**Problem requirements:** Within the material below, filter for lines that hold the word "JSON".

══════════

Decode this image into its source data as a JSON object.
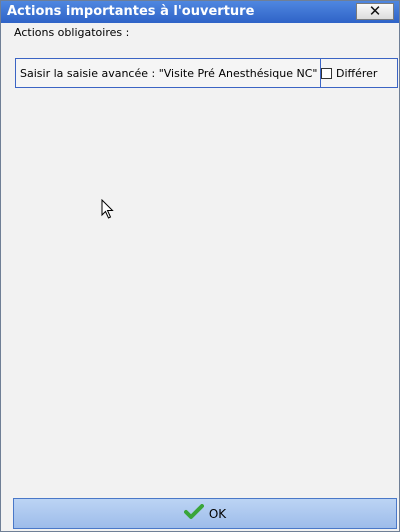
{
  "window": {
    "title": "Actions importantes à l'ouverture",
    "close_label": "✕"
  },
  "content": {
    "section_label": "Actions obligatoires :",
    "actions": [
      {
        "text": "Saisir la saisie avancée : \"Visite Pré Anesthésique NC\"",
        "defer_label": "Différer",
        "defer_checked": false
      }
    ]
  },
  "footer": {
    "ok_label": "OK",
    "ok_icon": "checkmark-icon"
  },
  "colors": {
    "titlebar": "#3a70d6",
    "accent_border": "#3b64c4",
    "ok_button": "#a9c6ee",
    "checkmark": "#3aa53a"
  }
}
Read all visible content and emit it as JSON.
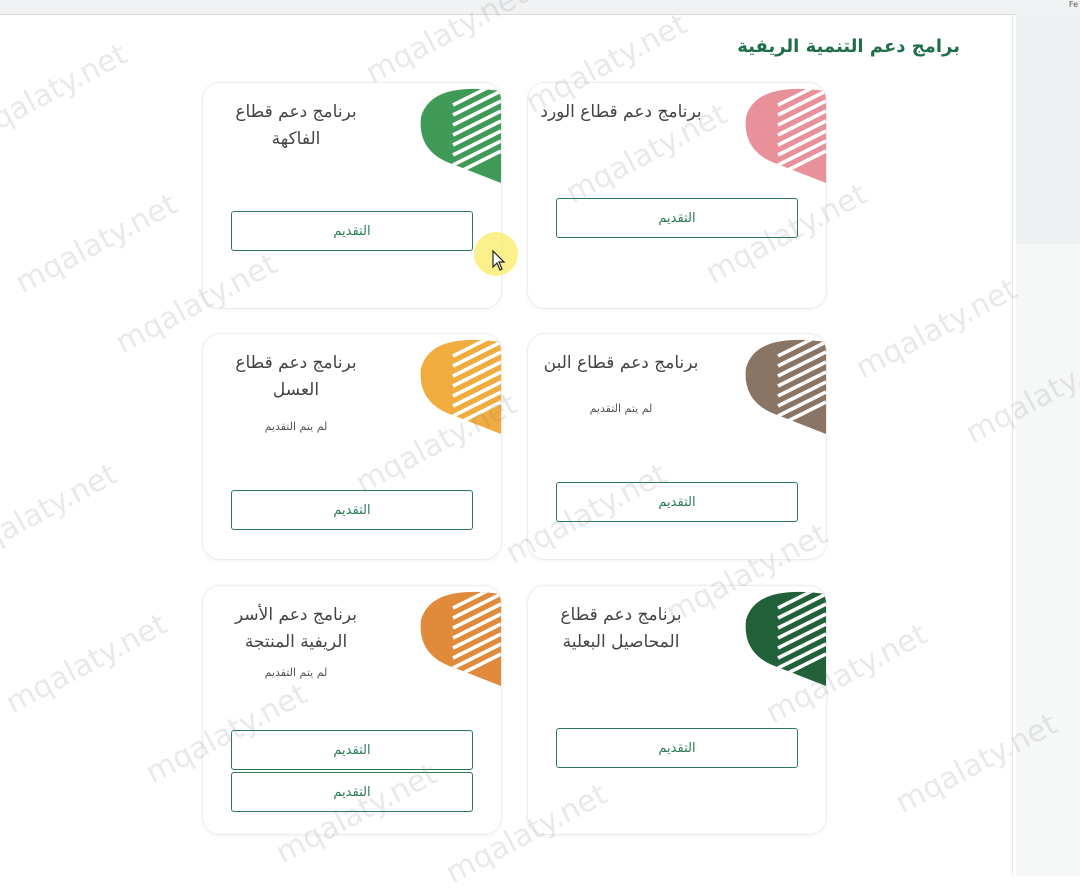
{
  "window": {
    "corner_text": "Fe"
  },
  "page": {
    "title": "برامج دعم التنمية الريفية"
  },
  "cards": [
    {
      "title": "برنامج دعم قطاع الورد",
      "status": "",
      "buttons": [
        "التقديم"
      ],
      "leaf_color": "#e8919a"
    },
    {
      "title": "برنامج دعم قطاع الفاكهة",
      "status": "",
      "buttons": [
        "التقديم"
      ],
      "leaf_color": "#3f9a57"
    },
    {
      "title": "برنامج دعم قطاع البن",
      "status": "لم يتم التقديم",
      "buttons": [
        "التقديم"
      ],
      "leaf_color": "#8a7463"
    },
    {
      "title": "برنامج دعم قطاع العسل",
      "status": "لم يتم التقديم",
      "buttons": [
        "التقديم"
      ],
      "leaf_color": "#f1ac40"
    },
    {
      "title": "برنامج دعم قطاع المحاصيل البعلية",
      "status": "",
      "buttons": [
        "التقديم"
      ],
      "leaf_color": "#22603a"
    },
    {
      "title": "برنامج دعم الأسر الريفية المنتجة",
      "status": "لم يتم التقديم",
      "buttons": [
        "التقديم",
        "التقديم"
      ],
      "leaf_color": "#e08a3c"
    }
  ],
  "watermark": "mqalaty.net"
}
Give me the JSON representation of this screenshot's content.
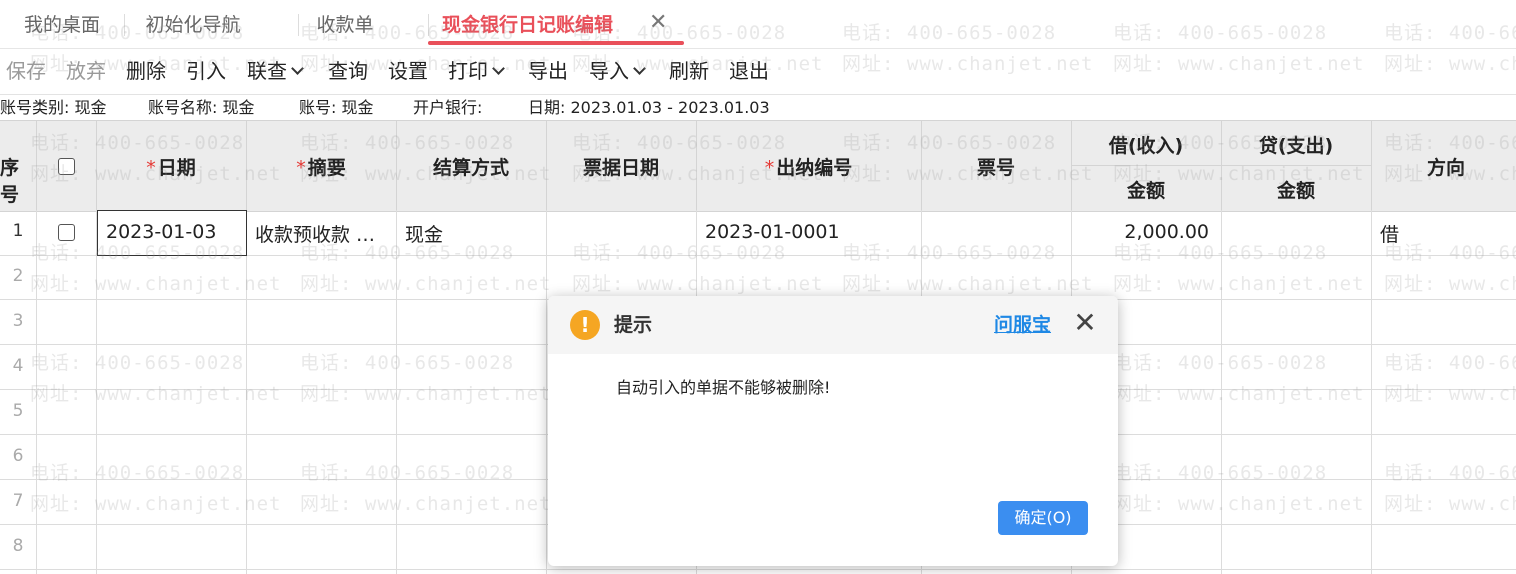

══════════

**Result of the exercise:**
Decode this image into its source data as a JSON object.
Read all visible content and emit it as JSON.
Give me the JSON representation of this screenshot's content.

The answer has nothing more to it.